#### TASK INPUT:
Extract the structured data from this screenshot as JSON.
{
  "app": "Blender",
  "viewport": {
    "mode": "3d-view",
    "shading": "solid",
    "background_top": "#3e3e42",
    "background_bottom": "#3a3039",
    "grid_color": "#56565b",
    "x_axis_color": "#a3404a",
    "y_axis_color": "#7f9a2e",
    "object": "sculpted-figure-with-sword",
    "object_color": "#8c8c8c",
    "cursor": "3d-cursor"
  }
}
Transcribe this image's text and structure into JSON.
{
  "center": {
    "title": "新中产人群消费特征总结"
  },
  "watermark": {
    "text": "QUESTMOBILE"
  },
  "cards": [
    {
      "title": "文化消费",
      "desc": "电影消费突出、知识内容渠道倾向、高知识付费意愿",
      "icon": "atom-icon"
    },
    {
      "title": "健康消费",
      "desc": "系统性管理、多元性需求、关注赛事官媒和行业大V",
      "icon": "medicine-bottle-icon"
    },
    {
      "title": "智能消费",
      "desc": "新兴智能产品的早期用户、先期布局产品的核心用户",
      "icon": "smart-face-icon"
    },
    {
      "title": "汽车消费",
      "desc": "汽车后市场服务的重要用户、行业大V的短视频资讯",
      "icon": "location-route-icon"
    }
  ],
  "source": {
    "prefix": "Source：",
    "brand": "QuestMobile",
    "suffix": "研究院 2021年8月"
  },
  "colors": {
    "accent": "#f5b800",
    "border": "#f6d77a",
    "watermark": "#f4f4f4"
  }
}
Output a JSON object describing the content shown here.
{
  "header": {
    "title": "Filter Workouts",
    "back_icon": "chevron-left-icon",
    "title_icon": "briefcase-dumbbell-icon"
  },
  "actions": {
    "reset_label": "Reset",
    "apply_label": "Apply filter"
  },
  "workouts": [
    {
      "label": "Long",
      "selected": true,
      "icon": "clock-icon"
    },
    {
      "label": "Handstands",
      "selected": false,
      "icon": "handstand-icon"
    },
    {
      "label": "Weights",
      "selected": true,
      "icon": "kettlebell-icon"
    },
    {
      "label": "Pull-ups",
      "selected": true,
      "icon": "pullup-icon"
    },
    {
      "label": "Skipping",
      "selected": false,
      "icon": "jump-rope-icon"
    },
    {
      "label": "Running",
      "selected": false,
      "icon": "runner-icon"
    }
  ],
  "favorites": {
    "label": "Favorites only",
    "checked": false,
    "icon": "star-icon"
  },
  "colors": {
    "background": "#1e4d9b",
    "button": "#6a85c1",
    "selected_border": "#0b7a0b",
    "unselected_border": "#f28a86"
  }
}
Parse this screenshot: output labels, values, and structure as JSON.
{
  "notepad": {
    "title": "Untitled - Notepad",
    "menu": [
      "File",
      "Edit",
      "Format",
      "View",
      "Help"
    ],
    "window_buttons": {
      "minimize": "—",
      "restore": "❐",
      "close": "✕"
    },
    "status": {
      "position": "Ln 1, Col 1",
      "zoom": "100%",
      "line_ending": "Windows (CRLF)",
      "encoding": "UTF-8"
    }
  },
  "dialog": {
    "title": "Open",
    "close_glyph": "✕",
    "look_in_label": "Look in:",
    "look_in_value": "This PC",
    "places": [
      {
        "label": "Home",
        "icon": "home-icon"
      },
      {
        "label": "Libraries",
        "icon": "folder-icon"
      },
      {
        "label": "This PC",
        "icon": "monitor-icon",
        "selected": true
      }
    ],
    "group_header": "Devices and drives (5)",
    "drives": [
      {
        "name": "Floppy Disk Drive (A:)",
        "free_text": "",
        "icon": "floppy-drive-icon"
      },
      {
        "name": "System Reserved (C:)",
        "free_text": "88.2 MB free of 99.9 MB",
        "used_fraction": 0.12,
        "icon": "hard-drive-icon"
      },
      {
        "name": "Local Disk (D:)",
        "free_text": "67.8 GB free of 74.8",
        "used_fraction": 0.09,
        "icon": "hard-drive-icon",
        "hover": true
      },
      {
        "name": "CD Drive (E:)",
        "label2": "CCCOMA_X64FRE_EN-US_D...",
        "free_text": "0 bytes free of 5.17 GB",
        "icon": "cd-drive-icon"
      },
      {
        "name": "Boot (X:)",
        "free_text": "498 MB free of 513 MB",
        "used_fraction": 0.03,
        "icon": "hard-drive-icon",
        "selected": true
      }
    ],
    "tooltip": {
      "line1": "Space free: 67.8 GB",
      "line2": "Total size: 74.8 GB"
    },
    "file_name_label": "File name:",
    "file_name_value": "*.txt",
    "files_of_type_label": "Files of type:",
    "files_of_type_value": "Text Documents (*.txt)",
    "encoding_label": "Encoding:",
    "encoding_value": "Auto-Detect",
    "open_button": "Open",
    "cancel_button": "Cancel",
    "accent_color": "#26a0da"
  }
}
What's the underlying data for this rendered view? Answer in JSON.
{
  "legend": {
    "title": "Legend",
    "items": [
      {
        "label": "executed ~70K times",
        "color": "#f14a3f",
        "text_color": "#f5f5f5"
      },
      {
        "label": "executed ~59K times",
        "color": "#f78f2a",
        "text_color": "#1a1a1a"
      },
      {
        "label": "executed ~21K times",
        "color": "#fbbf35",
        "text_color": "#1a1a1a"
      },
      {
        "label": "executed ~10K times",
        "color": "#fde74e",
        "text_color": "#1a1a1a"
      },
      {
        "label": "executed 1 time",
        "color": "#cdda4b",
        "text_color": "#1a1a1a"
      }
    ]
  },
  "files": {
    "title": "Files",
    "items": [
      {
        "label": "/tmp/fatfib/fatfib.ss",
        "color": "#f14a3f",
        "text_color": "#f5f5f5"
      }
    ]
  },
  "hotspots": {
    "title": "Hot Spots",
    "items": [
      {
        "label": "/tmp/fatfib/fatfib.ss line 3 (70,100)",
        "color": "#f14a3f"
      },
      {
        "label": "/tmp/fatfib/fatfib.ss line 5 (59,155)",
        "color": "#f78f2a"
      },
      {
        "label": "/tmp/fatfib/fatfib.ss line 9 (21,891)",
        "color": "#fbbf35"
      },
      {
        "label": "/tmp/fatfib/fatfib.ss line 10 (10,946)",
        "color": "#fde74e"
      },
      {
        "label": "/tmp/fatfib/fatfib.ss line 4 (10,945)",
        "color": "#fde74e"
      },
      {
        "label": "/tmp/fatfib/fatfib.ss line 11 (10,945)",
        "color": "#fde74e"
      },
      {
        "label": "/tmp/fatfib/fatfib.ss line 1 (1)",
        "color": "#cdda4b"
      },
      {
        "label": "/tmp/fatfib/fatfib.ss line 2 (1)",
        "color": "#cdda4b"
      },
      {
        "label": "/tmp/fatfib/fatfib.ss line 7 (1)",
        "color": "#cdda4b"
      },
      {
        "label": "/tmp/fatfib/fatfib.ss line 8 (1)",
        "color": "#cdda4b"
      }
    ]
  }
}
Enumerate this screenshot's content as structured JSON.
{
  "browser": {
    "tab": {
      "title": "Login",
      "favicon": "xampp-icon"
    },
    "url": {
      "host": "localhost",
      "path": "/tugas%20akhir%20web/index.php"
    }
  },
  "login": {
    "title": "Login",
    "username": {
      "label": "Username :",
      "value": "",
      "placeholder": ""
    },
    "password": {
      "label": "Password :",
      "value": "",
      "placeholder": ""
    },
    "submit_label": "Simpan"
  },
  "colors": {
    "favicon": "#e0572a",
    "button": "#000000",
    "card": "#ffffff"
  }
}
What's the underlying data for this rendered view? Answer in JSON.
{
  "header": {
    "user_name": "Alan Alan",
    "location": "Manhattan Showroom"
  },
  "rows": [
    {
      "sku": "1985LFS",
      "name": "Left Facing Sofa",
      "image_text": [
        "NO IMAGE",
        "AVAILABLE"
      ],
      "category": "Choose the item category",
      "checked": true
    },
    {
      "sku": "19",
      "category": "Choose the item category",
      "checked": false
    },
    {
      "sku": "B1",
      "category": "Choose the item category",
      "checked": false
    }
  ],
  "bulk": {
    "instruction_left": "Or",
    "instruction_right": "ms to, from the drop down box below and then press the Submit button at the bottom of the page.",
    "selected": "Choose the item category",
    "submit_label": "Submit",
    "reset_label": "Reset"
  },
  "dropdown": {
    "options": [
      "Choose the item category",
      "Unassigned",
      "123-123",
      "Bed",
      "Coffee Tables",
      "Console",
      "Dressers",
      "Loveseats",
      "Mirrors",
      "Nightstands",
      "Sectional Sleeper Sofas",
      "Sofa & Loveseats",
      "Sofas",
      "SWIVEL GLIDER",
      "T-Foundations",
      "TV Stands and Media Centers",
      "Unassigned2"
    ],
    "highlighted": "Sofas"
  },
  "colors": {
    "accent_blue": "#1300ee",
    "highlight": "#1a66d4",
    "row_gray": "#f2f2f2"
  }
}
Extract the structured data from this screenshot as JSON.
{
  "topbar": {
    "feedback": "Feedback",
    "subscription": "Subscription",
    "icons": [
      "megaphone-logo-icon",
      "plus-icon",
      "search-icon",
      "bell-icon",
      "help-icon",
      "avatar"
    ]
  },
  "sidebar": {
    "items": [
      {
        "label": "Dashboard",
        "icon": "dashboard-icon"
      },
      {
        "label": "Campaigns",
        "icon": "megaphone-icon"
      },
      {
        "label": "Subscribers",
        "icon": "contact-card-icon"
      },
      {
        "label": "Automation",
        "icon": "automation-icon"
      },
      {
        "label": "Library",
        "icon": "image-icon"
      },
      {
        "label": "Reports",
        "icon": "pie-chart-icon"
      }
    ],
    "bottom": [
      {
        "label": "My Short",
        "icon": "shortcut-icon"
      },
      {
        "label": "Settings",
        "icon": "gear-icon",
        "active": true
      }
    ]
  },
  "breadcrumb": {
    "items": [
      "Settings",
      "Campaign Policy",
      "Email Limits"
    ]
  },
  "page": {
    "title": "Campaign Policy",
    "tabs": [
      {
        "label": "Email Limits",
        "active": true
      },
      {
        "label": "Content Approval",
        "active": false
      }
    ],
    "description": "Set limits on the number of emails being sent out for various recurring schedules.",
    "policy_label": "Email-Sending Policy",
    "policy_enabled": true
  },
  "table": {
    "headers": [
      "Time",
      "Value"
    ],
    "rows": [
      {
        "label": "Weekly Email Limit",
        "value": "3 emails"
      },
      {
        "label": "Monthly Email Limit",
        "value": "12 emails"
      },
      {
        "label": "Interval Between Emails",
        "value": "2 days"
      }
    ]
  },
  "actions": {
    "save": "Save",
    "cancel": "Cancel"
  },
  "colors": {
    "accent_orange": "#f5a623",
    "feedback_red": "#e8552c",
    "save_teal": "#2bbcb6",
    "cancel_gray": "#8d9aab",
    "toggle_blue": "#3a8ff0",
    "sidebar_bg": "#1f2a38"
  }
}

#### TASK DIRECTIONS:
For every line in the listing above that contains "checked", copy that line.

#### ANSWER TO THIS TASK:
    "checked": false,
      "checked": true
      "checked": false
      "checked": false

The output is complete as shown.